I'm standing in the Manhattan office of Andrew Farnsworth, a research associate at Cornell University's ornithology lab. Farnsworth is using meteorological data, radar data, crowd-sourced eBird data and acoustic data from the flight calls of migrating birds to predict where birds are going and when they'll be there.
German Chancellor Angela Merkel has been the leading voice for austerity in Europe. But election results over the weekend showed a voter backlash. Merkel said Monday that she still supported the austerity moves.
Credit John Macdougall / AFP/Getty Images
German Chancellor Angela Merkel, shown here at a press conference in Berlin on Monday, has led the call for austerity in Europe. But Sunday's elections in France and Greece point to a growing backlash on the Continent.
German Chancellor Angela Merkel made all the right gestures Monday: the obligatory phone call congratulating French President-elect Francois Hollande. She vowed that the two will "work together well and intensively." And she invited Hollande to Berlin after his inauguration and said she would welcome him "with open arms."
But clearly the French election results mark a setback for Merkel and her goal of solving Europe's economic crisis with financial austerity.
At the ripening age of 80 years old — more than 35 of them spent in Congress — Sen. Richard Lugar, R-Ind., is scrapping for political survival. On Tuesday he faces state Treasurer Richard Mourdock in his party's primary.
Barack Obama, then a Democratic candidate for a U.S. House seat, delivers his concession speech to supporters, while his wife, Michelle, tends to their daughter, Malia, on March 21, 2000, in Chicago.
Credit Scott Stewart / AP
Then-Illinois state Sen. Barack Obama walks with his wife, Michelle, and daughter, Malia, age 1 1/2, in Chicago on primary day in March 2000. Obama lost to incumbent U.S. Rep. Bobby Rush in the primary.
What leads people to acts of violence and genocide? What triggers empathy and altruism?
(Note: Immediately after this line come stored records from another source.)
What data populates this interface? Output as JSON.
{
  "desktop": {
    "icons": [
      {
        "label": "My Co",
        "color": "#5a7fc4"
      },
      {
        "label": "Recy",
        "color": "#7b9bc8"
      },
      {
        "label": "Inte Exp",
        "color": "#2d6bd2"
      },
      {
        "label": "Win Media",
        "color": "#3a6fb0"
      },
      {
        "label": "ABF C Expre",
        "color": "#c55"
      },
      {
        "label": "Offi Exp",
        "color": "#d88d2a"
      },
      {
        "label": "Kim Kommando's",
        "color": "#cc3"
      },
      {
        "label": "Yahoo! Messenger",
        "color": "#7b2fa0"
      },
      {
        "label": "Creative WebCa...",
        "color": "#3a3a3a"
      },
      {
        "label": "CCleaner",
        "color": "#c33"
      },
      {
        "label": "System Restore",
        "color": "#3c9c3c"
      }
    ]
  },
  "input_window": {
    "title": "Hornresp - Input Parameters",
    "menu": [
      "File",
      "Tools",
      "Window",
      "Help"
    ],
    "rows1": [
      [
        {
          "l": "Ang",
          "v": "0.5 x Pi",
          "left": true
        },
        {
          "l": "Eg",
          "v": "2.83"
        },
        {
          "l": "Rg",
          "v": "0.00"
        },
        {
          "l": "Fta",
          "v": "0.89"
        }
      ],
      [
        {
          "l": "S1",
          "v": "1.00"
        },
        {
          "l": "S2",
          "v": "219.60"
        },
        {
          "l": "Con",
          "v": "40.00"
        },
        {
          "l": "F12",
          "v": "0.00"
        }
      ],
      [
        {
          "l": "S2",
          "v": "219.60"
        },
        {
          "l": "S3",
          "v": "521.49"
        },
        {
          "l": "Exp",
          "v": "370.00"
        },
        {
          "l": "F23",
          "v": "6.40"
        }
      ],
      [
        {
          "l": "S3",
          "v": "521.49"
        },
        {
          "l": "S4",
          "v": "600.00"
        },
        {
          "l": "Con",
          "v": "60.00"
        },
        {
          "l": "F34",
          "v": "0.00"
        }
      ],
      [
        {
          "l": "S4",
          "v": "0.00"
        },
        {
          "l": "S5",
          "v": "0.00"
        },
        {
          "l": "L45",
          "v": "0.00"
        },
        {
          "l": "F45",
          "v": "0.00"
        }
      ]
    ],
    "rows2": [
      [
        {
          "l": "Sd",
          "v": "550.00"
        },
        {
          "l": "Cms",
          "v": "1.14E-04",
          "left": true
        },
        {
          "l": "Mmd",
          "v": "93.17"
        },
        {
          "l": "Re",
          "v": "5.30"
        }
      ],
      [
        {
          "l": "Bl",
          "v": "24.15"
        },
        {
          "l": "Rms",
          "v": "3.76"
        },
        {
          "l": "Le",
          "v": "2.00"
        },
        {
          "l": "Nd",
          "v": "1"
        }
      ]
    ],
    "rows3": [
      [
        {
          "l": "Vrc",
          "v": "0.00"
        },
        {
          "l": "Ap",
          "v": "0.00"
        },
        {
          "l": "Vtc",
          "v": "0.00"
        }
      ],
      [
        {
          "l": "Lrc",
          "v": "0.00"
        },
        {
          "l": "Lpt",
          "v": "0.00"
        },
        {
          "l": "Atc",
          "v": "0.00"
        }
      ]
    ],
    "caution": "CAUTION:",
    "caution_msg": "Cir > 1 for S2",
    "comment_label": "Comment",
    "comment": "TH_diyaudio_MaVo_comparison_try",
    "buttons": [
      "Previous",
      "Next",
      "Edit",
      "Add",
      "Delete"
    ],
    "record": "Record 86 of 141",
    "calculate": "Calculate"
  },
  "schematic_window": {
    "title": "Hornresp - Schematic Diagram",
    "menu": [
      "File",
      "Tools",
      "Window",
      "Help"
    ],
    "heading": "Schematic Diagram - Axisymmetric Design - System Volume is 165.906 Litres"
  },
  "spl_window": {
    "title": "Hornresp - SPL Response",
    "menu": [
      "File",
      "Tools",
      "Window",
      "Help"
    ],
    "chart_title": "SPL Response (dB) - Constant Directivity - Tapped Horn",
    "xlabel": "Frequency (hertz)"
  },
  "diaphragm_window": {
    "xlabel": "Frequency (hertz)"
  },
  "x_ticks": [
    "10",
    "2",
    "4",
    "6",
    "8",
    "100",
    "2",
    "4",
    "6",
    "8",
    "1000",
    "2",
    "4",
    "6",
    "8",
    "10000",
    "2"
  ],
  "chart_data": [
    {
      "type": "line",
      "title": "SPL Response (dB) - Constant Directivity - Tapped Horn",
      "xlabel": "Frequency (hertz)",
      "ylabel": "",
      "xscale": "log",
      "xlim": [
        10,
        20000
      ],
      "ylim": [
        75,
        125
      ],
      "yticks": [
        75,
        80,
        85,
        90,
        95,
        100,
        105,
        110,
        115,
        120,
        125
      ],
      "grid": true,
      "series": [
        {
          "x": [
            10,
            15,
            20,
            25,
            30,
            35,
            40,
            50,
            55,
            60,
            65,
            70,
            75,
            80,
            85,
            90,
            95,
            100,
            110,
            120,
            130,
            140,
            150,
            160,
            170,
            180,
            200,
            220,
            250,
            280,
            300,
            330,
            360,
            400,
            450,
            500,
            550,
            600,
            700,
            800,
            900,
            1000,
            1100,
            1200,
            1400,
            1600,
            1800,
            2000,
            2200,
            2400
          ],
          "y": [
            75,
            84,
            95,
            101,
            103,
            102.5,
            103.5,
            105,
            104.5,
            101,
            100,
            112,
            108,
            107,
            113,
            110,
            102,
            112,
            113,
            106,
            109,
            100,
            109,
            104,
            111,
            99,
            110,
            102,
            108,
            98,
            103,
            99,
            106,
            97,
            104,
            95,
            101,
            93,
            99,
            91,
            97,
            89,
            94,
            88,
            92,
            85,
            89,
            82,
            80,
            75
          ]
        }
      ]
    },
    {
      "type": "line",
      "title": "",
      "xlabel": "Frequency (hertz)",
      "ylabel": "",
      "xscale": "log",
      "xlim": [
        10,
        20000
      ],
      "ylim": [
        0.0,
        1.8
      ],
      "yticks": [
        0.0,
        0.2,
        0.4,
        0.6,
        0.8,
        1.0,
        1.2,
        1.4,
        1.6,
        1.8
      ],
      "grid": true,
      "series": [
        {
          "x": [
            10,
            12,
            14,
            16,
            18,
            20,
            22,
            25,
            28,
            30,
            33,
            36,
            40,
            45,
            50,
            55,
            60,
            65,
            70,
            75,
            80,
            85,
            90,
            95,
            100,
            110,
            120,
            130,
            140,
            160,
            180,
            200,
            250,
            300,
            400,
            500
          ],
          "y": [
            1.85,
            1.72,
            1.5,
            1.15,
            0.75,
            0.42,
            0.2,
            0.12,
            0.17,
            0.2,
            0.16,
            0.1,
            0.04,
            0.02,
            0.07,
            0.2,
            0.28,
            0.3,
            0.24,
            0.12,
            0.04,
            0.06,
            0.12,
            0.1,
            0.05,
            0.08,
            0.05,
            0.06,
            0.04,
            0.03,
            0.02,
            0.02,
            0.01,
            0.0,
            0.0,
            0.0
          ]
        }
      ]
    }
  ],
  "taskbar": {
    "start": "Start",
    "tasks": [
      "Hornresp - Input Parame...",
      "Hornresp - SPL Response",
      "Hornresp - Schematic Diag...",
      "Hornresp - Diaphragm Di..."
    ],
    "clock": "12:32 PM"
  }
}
Duke evolutionary biologist Brian Hare and research scientist Vanessa Woods believe the answer may be found in the great ape known as the bonobo.
Teresa MacBain was pastor of a United Methodist church. In March, she made a confession: She is now an atheist. MacBain, NPR religion correspondent Barbara Bradley Hagerty and Jerry DeWitt, executive director of Recovering from Religion talk about how losing faith changes lives and communities.
French President Nicolas Sarkozy and a number of Greek incumbents in parliament became the latest victims of growing frustration among voters across Europe over the ongoing debt crisis and widespread austerity measures. President-elect Francois Hollande has promised France a "fresh start."
Police officers carry an anti-Putin protester, who was detained in central Moscow, on Monday.
Credit Alexei Druzhinin / AP
Russia's Vladimir Putin enters St. Andrew's Hall to take the oath of office during his inauguration as Russian president in the Grand Kremlin Palace in Moscow on Tuesday.
Credit Alexey Druzhinin / AFP/Getty Images
Russia's President Vladimir Putin and his wife Lyudmila speak with Russian Orthodox Church head, Patriarch Kirill, during a service at Blagoveshchensky (the Annunciation) cathedral after Putin's inauguration ceremony. Putin took his oath of office today to become Russia's president for a historic third mandate at a glittering ceremony inside the Kremlin.
Credit Maria Baronova / AP
Alexei Navalny, a prominent anti-corruption whistleblower and blogger, holds an issue of TimeMagazine, with his photograph, as he stands behind bars in a prison after he was detained in Moscow on Sunday.
As we've reported, Vladimir Putin's return to Russia's presidency was fraught with drama. But a disputed parliamentary election and many unprecedented protests later, Putin took the oath of office for a third time today.
Putin took the oath amid protests. The New York Times reports 300 were detained, following the round up of 400 detained after a surprisingly large anti-Putin demonstration popped up on Sunday.
If a preliminary report holds true, the number of road deaths fell again in 2011. The National Highway Traffic Safety Administration (NHTSA) estimated that 32,310 people died on highways last year, down almost 2 percent from the 32,885 people who died in 2010.